Then we tried using screen time as a reward for doing good in other areas of life, especially for physical or creative activity or outdoor time. This seemed to work for a while, but after a while Max became aggressive about how much computer time he was ‘owed’, he asked about screens all day every day and began going outside with the sole purpose of earning time inside on screens. It just never ended.
Added to that was the fact that morning television had crept up from being an early-morning weekend thing to an everyday thing. This was my own darn fault because I thought that rewarding the kids with some morning TV if they got completely ready for school would be a good thing. Instead, very soon they were all waking at the crack of dawn, getting ready so fast your head would spin and turning on their ‘reward’ at about 7am for a leisurely 2 hours of television before school.
Not only did I think this was way too much television, but I was also sick and tired of being greeted by the babble of children’s television instead of my loving children each morning.
Something had to give.
Clearly things were out of control and I identified my key frustrations as being:
- the sound of morning television.
- the sight of my creative, charming, energetic children staring lazily at… what exactly?
- the kids watching television while eating.
- the aggression that Max displayed after being on the computer.
- being asked all the time by Max whether he could go on a screen.
- my boy’s apparent inability to do anything other than screens.
- feeling like screens were the best part of my children’s lives.
- lacking family time together because everyone was glued to their own devices.
- feeling like time together was secondary because everyone would rather be on a screen.
In addition, there was something I noticed about my own behaviour that I didn’t like one little bit: sometimes I was happiest when they were all on screens as the house was quiet and I could ‘get on with my stuff’. Even though the net affect was clearly detrimental, I recognised that screens made parenting in the moment ‘easier’.
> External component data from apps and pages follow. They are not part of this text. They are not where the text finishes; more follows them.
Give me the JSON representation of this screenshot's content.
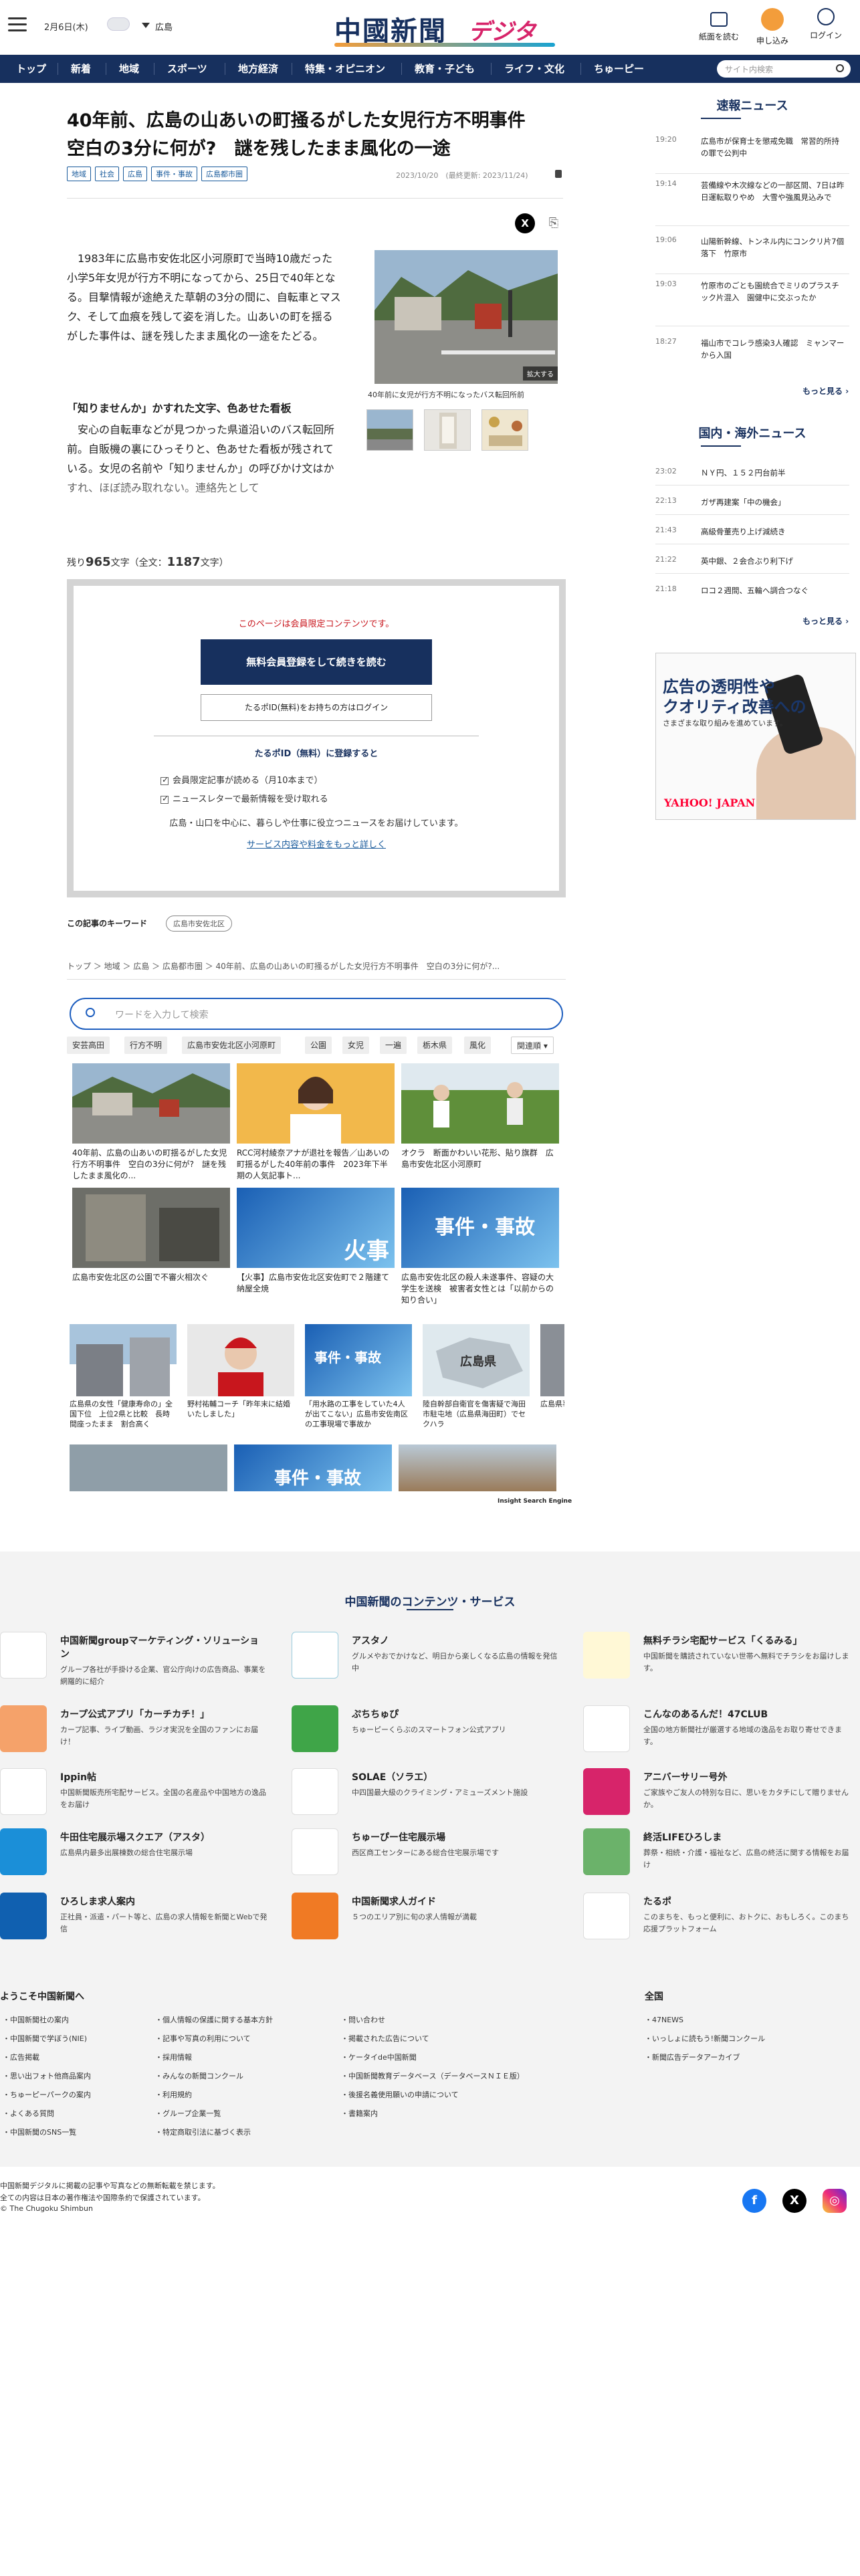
{
  "header": {
    "date": "2月6日(木)",
    "region": "広島",
    "logo_main": "中國新聞",
    "logo_sub": "デジタル",
    "buttons": [
      "紙面を読む",
      "申し込み",
      "ログイン"
    ]
  },
  "nav": {
    "items": [
      "トップ",
      "新着",
      "地域",
      "スポーツ",
      "地方経済",
      "特集・オピニオン",
      "教育・子ども",
      "ライフ・文化",
      "ちゅーピー"
    ],
    "search_placeholder": "サイト内検索"
  },
  "article": {
    "title": "40年前、広島の山あいの町掻るがした女児行方不明事件　空白の3分に何が?　謎を残したまま風化の一途",
    "tags": [
      "地域",
      "社会",
      "広島",
      "事件・事故",
      "広島都市圏"
    ],
    "date": "2023/10/20　(最終更新: 2023/11/24)",
    "lead": "1983年に広島市安佐北区小河原町で当時10歳だった小学5年女児が行方不明になってから、25日で40年となる。目撃情報が途絶えた草朝の3分の間に、自転車とマスク、そして血痕を残して姿を消した。山あいの町を揺るがした事件は、謎を残したまま風化の一途をたどる。",
    "subhead": "「知りませんか」かすれた文字、色あせた看板",
    "body": "安心の自転車などが見つかった県道沿いのバス転回所前。自販機の裏にひっそりと、色あせた看板が残されている。女児の名前や「知りませんか」の呼びかけ文はかすれ、ほぼ読み取れない。連絡先として",
    "photo_caption": "40年前に女児が行方不明になったバス転回所前",
    "zoom_label": "拡大する",
    "remaining_prefix": "残り",
    "remaining_count": "965",
    "remaining_suffix": "文字（全文：",
    "total_count": "1187",
    "total_suffix": "文字）"
  },
  "paywall": {
    "note": "このページは会員限定コンテンツです。",
    "register_button": "無料会員登録をして続きを読む",
    "login_button": "たるポID(無料)をお持ちの方はログイン",
    "heading": "たるポID（無料）に登録すると",
    "benefits": [
      "会員限定記事が読める（月10本まで）",
      "ニュースレターで最新情報を受け取れる"
    ],
    "desc": "広島・山口を中心に、暮らしや仕事に役立つニュースをお届けしています。",
    "link": "サービス内容や料金をもっと詳しく"
  },
  "keywords": {
    "label": "この記事のキーワード",
    "tag": "広島市安佐北区"
  },
  "breadcrumb": "トップ ＞ 地域 ＞ 広島 ＞ 広島都市圏 ＞ 40年前、広島の山あいの町掻るがした女児行方不明事件　空白の3分に何が?...",
  "insight": {
    "placeholder": "ワードを入力して検索",
    "chips": [
      "安芸高田",
      "行方不明",
      "広島市安佐北区小河原町",
      "公園",
      "女児",
      "一遍",
      "栃木県",
      "風化",
      "関連順"
    ],
    "cards": [
      "40年前、広島の山あいの町揺るがした女児行方不明事件　空白の3分に何が?　謎を残したまま風化の...",
      "RCC河村綾奈アナが退社を報告／山あいの町揺るがした40年前の事件　2023年下半期の人気記事ト...",
      "オクラ　断面かわいい花形、貼り旗群　広島市安佐北区小河原町",
      "広島市安佐北区の公園で不審火相次ぐ",
      "【火事】広島市安佐北区安佐町で２階建て納屋全焼",
      "広島市安佐北区の殺人未遂事件、容疑の大学生を送検　被害者女性とは「以前からの知り合い」",
      "広島県の女性「健康寿命の」全国下位　上位2県と比較　長時間座ったまま　割合高く",
      "野村祐輔コーチ「昨年末に結婚いたしました」",
      "「用水路の工事をしていた4人が出てこない」広島市安佐南区の工事現場で事故か",
      "陸自幹部自衛官を傷害疑で海田市駐屯地（広島県海田町）でセクハラ",
      "広島県事態"
    ],
    "overlay_labels": [
      "火事",
      "事件・事故",
      "事件・事故",
      "広島県",
      "事件・事故"
    ],
    "badge": "Insight Search Engine"
  },
  "sidebar": {
    "breaking_title": "速報ニュース",
    "breaking": [
      {
        "time": "19:20",
        "text": "広島市が保育士を懲戒免職　常習的所持の罪で公判中"
      },
      {
        "time": "19:14",
        "text": "芸備線や木次線などの一部区間、7日は昨日運転取りやめ　大雪や強風見込みで"
      },
      {
        "time": "19:06",
        "text": "山陽新幹線、トンネル内にコンクリ片7個落下　竹原市"
      },
      {
        "time": "19:03",
        "text": "竹原市のごとも園統合でミリのプラスチック片混入　園健中に交ぶったか"
      },
      {
        "time": "18:27",
        "text": "福山市でコレラ感染3人確認　ミャンマーから入国"
      }
    ],
    "national_title": "国内・海外ニュース",
    "national": [
      {
        "time": "23:02",
        "text": "ＮＹ円、１５２円台前半"
      },
      {
        "time": "22:13",
        "text": "ガザ再建案「中の機会」"
      },
      {
        "time": "21:43",
        "text": "高級骨董売り上げ減続き"
      },
      {
        "time": "21:22",
        "text": "英中銀、２会合ぶり利下げ"
      },
      {
        "time": "21:18",
        "text": "ロコ２週間、五輪へ調合つなぐ"
      }
    ],
    "more": "もっと見る",
    "ad": {
      "line1": "広告の透明性や",
      "line2": "クオリティ改善への",
      "line3": "さまざまな取り組みを進めています。",
      "brand": "YAHOO! JAPAN"
    }
  },
  "footer": {
    "title": "中国新聞のコンテンツ・サービス",
    "services": [
      {
        "name": "中国新聞groupマーケティング・ソリューション",
        "desc": "グループ各社が手掛ける企業、官公庁向けの広告商品、事業を網羅的に紹介"
      },
      {
        "name": "アスタノ",
        "desc": "グルメやおでかけなど、明日から楽しくなる広島の情報を発信中"
      },
      {
        "name": "無料チラシ宅配サービス「くるみる」",
        "desc": "中国新聞を購読されていない世帯へ無料でチラシをお届けします。"
      },
      {
        "name": "カープ公式アプリ「カーチカチ！」",
        "desc": "カープ記事、ライブ動画、ラジオ実況を全国のファンにお届け！"
      },
      {
        "name": "ぷちちゅぴ",
        "desc": "ちゅーピーくらぶのスマートフォン公式アプリ"
      },
      {
        "name": "こんなのあるんだ！47CLUB",
        "desc": "全国の地方新聞社が厳選する地域の逸品をお取り寄せできます。"
      },
      {
        "name": "Ippin帖",
        "desc": "中国新聞販売所宅配サービス。全国の名産品や中国地方の逸品をお届け"
      },
      {
        "name": "SOLAE（ソラエ）",
        "desc": "中四国最大級のクライミング・アミューズメント施設"
      },
      {
        "name": "アニバーサリー号外",
        "desc": "ご家族やご友人の特別な日に、思いをカタチにして贈りませんか。"
      },
      {
        "name": "牛田住宅展示場スクエア（アスタ）",
        "desc": "広島県内最多出展棟数の総合住宅展示場"
      },
      {
        "name": "ちゅーぴー住宅展示場",
        "desc": "西区商工センターにある総合住宅展示場です"
      },
      {
        "name": "終活LIFEひろしま",
        "desc": "葬祭・相続・介護・福祉など、広島の終活に関する情報をお届け"
      },
      {
        "name": "ひろしま求人案内",
        "desc": "正社員・派遣・パート等と、広島の求人情報を新聞とWebで発信"
      },
      {
        "name": "中国新聞求人ガイド",
        "desc": "５つのエリア別に旬の求人情報が満載"
      },
      {
        "name": "たるポ",
        "desc": "このまちを、もっと便利に、おトクに、おもしろく。このまち応援プラットフォーム"
      }
    ],
    "welcome": "ようこそ中国新聞へ",
    "col1": [
      "中国新聞社の案内",
      "中国新聞で学ぼう(NIE)",
      "広告掲載",
      "思い出フォト他商品案内",
      "ちゅーピーパークの案内",
      "よくある質問",
      "中国新聞のSNS一覧"
    ],
    "col2": [
      "個人情報の保護に関する基本方針",
      "記事や写真の利用について",
      "採用情報",
      "みんなの新聞コンクール",
      "利用規約",
      "グループ企業一覧",
      "特定商取引法に基づく表示"
    ],
    "col3": [
      "問い合わせ",
      "掲載された広告について",
      "ケータイde中国新聞",
      "中国新聞教育データベース（データベースＮＩＥ版）",
      "後援名義使用願いの申請について",
      "書籍案内"
    ],
    "global_title": "全国",
    "col4": [
      "47NEWS",
      "いっしょに読もう!新聞コンクール",
      "新聞広告データアーカイブ"
    ],
    "copy1": "中国新聞デジタルに掲載の記事や写真などの無断転載を禁じます。",
    "copy2": "全ての内容は日本の著作権法や国際条約で保護されています。",
    "copy3": "© The Chugoku Shimbun"
  },
  "colors": {
    "navy": "#17305e",
    "accent": "#d7246a",
    "red": "#c8161d"
  }
}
Once I wrote down how I really felt about screens, I knew the time had come to do something about it.
We had been converts to “screen-free Sundays” (SFS) for a couple of years at this point and I realised that the thing I loved most about SFS was that nobody bugged me about screens for the whole day. They just weren’t an option, so no one thought to ask about them. I loved the freedom that SFS brought me on Sundays.
I also loved the togetherness of SFS. Because I knew that the kids would need some screen-free fun to make the day a good one, I tended to organise more structured activities for them. I put more effort into being together, being outside, doing different things, visiting new places and trying things we’ve never tried before. I was more available, more relaxed, more engaged. There was no doubt about it, I was a better parent on SFS.
This made me wonder whether I could manage to make screens a non-option for the better part of a week. Could I do it? Could we do it? Would we parents have to be screen-free too to make it work? Could I handle that? What would the kids say? What would they do? What would we do? All day? Every day?
I promise I’ll tell you all about the ‘how’ in my next Screen Freedom post!
Are you screen-free? Do you want to be?
What are your major reasons for being tempted to be a screen-free family?